## TASK ITEM
Check every line of the data for the word "JSON", and copy those that have it.

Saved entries
>>>>>
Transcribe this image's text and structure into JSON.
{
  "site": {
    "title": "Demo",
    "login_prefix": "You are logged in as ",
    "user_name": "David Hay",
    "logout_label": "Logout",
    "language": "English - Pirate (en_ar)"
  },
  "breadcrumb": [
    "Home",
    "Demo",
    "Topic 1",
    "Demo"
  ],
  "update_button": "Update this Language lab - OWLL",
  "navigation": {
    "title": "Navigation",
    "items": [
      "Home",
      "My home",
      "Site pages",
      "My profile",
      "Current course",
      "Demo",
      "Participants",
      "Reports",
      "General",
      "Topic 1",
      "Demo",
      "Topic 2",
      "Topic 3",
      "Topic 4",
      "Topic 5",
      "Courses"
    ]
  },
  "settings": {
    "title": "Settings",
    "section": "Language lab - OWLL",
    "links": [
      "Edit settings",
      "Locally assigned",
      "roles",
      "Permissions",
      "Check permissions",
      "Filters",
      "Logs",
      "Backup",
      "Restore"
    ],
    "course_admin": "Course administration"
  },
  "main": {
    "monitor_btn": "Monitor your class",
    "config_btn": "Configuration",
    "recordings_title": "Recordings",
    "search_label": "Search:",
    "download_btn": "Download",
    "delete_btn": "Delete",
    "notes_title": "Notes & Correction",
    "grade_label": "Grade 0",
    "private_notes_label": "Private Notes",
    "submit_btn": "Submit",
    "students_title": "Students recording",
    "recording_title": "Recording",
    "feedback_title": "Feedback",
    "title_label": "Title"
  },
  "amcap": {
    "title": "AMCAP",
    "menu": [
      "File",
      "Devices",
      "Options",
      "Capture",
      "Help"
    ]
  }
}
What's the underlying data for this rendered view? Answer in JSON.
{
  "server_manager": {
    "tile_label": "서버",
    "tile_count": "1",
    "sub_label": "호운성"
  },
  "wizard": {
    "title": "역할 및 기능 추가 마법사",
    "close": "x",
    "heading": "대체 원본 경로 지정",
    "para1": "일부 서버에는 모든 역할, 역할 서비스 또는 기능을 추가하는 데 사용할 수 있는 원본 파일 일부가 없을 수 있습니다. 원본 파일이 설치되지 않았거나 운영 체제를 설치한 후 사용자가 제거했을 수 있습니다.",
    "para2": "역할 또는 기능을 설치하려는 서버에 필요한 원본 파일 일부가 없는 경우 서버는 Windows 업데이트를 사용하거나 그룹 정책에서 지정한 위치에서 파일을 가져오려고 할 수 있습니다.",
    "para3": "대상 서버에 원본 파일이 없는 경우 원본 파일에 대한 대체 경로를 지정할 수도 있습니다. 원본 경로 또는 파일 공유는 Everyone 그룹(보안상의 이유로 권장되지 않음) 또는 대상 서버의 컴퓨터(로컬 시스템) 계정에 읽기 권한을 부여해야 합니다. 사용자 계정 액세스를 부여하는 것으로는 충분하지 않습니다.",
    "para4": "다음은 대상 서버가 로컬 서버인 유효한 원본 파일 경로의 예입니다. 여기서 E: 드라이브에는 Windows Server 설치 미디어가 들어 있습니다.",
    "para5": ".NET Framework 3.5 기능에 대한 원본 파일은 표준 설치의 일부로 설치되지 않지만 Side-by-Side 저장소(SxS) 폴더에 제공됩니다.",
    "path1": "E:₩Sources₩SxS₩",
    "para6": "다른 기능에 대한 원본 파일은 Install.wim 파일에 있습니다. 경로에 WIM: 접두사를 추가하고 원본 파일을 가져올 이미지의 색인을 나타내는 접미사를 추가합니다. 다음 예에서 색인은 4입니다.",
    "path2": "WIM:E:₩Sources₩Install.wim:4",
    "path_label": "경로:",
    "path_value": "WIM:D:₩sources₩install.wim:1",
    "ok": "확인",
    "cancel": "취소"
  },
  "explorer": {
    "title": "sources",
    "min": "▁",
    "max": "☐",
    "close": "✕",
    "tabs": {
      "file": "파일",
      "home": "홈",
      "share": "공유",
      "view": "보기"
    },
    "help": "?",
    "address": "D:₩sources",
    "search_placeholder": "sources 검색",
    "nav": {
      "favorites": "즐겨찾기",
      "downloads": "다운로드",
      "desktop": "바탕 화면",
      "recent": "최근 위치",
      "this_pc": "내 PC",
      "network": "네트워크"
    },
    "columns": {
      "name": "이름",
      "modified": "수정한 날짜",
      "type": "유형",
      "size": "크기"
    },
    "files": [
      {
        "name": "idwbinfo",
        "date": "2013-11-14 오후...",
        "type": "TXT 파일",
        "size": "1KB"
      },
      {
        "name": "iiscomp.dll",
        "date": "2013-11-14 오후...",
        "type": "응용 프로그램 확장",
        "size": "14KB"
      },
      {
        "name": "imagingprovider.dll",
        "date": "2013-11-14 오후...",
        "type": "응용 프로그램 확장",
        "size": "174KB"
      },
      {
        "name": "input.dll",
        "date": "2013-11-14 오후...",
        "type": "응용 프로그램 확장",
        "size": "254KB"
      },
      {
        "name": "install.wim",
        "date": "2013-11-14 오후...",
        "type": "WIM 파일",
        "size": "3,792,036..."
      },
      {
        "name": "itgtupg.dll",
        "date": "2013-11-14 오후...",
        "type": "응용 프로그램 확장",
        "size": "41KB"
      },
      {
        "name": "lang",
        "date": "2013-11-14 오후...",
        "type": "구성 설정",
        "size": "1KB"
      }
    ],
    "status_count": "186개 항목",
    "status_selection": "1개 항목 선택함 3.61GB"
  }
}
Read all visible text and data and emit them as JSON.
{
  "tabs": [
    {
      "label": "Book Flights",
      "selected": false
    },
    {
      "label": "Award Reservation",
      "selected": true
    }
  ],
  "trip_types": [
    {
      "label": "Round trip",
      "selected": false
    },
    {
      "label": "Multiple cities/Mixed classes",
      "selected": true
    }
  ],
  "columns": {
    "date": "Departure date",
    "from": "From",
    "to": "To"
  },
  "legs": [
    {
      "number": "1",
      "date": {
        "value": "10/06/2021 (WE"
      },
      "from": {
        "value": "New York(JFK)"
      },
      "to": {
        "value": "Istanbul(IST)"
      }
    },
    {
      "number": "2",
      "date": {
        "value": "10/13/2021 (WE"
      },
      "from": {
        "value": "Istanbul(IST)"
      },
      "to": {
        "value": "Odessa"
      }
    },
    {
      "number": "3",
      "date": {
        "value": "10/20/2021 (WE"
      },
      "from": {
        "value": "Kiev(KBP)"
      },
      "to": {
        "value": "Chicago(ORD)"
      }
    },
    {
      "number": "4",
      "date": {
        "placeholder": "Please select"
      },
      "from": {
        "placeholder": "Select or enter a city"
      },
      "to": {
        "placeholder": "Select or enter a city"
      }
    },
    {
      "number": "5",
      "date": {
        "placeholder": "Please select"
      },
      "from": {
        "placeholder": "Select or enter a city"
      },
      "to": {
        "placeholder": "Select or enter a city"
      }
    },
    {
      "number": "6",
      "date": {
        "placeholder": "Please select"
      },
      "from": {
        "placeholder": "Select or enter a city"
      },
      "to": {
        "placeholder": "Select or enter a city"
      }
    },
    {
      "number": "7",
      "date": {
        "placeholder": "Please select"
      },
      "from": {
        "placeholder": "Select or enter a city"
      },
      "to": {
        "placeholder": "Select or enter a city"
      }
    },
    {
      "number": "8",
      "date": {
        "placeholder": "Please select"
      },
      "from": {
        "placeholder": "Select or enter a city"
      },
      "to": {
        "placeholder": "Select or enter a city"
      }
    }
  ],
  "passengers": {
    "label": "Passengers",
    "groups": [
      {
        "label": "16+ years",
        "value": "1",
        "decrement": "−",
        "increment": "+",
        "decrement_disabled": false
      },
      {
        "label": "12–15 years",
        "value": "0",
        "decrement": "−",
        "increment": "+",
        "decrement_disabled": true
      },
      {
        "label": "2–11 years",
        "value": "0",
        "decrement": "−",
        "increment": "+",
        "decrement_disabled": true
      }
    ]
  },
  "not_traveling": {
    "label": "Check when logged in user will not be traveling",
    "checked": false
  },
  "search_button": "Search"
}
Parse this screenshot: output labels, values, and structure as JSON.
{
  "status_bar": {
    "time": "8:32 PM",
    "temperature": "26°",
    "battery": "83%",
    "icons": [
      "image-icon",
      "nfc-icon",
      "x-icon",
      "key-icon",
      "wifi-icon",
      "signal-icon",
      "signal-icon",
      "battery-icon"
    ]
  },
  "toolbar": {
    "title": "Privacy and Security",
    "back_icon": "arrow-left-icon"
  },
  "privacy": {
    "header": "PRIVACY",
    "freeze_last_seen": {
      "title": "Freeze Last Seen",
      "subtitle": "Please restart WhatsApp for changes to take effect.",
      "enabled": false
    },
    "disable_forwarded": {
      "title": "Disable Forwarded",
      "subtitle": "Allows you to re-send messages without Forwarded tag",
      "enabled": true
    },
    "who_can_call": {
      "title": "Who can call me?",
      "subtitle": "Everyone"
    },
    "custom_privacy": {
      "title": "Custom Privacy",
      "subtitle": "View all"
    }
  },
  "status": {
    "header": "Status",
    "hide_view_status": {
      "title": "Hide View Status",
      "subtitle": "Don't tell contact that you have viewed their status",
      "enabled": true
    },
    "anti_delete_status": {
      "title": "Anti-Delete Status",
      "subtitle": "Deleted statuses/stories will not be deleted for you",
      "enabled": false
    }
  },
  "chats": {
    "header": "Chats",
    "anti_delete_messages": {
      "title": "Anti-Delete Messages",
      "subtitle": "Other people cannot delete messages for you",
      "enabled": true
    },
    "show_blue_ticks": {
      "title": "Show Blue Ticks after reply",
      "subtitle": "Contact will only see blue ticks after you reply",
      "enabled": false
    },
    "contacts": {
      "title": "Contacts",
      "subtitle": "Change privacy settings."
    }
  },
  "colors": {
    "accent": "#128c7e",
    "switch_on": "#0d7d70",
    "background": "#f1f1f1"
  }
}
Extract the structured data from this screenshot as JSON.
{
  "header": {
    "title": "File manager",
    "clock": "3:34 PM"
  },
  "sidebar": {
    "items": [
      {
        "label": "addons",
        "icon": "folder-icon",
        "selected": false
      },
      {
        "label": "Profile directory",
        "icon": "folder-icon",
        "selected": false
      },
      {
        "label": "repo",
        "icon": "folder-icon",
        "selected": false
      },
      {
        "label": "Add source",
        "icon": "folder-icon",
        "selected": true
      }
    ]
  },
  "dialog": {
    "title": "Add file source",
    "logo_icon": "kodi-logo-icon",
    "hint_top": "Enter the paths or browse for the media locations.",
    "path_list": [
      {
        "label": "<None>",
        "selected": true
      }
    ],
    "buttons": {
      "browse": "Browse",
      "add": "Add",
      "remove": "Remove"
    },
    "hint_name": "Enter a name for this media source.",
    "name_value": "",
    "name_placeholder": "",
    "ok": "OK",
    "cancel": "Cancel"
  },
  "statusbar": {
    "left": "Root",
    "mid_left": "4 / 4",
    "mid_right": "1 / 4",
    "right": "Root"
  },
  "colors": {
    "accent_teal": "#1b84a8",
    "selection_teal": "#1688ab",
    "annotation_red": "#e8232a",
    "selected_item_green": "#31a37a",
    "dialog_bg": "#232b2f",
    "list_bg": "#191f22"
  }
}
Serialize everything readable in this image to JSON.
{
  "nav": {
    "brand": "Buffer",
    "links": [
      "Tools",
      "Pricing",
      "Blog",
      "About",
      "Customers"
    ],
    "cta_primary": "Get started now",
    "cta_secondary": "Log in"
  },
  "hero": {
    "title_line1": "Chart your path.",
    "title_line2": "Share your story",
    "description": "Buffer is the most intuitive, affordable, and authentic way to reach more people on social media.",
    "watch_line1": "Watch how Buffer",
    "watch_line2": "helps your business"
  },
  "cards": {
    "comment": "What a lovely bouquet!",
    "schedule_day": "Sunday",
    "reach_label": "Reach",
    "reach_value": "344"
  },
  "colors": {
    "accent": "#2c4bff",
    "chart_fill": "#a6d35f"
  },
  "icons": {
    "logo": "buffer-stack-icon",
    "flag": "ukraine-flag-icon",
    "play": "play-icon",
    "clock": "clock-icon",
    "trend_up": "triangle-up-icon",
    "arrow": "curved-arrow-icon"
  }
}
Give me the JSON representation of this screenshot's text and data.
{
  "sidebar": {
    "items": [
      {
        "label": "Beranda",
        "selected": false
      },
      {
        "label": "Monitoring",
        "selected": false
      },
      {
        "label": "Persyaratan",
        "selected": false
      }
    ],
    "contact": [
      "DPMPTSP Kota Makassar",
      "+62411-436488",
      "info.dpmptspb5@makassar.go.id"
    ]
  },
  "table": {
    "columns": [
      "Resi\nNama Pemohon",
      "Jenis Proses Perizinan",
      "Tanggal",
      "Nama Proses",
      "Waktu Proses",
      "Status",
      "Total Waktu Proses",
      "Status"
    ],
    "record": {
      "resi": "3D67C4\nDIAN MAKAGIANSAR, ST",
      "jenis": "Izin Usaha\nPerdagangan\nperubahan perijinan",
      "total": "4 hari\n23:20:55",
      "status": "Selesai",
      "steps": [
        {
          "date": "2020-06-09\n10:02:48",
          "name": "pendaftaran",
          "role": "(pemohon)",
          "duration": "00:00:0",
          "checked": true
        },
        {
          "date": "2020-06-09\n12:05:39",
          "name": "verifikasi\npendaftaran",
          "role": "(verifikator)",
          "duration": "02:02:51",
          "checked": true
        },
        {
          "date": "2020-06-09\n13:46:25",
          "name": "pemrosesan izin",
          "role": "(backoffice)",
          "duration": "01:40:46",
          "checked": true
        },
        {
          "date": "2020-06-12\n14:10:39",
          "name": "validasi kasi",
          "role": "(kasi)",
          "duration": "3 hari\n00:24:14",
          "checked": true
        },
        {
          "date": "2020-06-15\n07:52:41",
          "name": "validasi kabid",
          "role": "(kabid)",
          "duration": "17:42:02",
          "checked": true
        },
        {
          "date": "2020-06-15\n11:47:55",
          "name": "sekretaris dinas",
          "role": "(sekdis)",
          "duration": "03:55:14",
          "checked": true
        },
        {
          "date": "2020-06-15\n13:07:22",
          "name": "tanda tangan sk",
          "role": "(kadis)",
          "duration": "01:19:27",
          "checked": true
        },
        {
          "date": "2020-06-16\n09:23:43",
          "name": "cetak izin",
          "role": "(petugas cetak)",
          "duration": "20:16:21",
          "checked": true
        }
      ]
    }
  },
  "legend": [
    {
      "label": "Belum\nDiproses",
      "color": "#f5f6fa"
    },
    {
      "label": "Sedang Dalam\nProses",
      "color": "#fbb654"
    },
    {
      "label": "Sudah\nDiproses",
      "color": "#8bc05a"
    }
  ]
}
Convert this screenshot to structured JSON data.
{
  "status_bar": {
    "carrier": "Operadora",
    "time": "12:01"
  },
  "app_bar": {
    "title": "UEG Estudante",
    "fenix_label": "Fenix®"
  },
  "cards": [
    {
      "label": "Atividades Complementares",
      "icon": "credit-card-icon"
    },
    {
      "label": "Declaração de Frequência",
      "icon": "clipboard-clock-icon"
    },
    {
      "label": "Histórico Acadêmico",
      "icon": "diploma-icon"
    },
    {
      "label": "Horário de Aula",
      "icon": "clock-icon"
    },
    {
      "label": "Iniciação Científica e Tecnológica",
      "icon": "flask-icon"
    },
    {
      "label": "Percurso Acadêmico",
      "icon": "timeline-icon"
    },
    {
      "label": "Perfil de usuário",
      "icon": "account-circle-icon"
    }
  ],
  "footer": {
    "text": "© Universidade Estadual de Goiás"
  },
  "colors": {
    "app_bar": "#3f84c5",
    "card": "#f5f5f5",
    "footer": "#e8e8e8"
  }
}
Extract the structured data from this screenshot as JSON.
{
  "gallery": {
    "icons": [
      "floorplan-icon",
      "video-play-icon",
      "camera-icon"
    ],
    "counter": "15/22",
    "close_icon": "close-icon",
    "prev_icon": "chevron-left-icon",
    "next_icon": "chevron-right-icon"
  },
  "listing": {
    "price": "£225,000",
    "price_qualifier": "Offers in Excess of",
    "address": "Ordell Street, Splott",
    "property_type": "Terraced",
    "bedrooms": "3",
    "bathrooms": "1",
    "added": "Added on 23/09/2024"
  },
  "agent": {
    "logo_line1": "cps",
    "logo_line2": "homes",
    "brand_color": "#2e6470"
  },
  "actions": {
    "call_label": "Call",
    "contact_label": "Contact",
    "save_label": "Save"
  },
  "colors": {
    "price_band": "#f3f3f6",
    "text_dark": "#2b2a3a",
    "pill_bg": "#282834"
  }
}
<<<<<
## TASK RESULT
Transcribe this image's text and structure into JSON.
What's the underlying data for this rendered view? Answer in JSON.
Read all visible text and data and emit them as JSON.
Parse this screenshot: output labels, values, and structure as JSON.
Extract the structured data from this screenshot as JSON.
Serialize everything readable in this image to JSON.
Give me the JSON representation of this screenshot's text and data.
Convert this screenshot to structured JSON data.
Extract the structured data from this screenshot as JSON.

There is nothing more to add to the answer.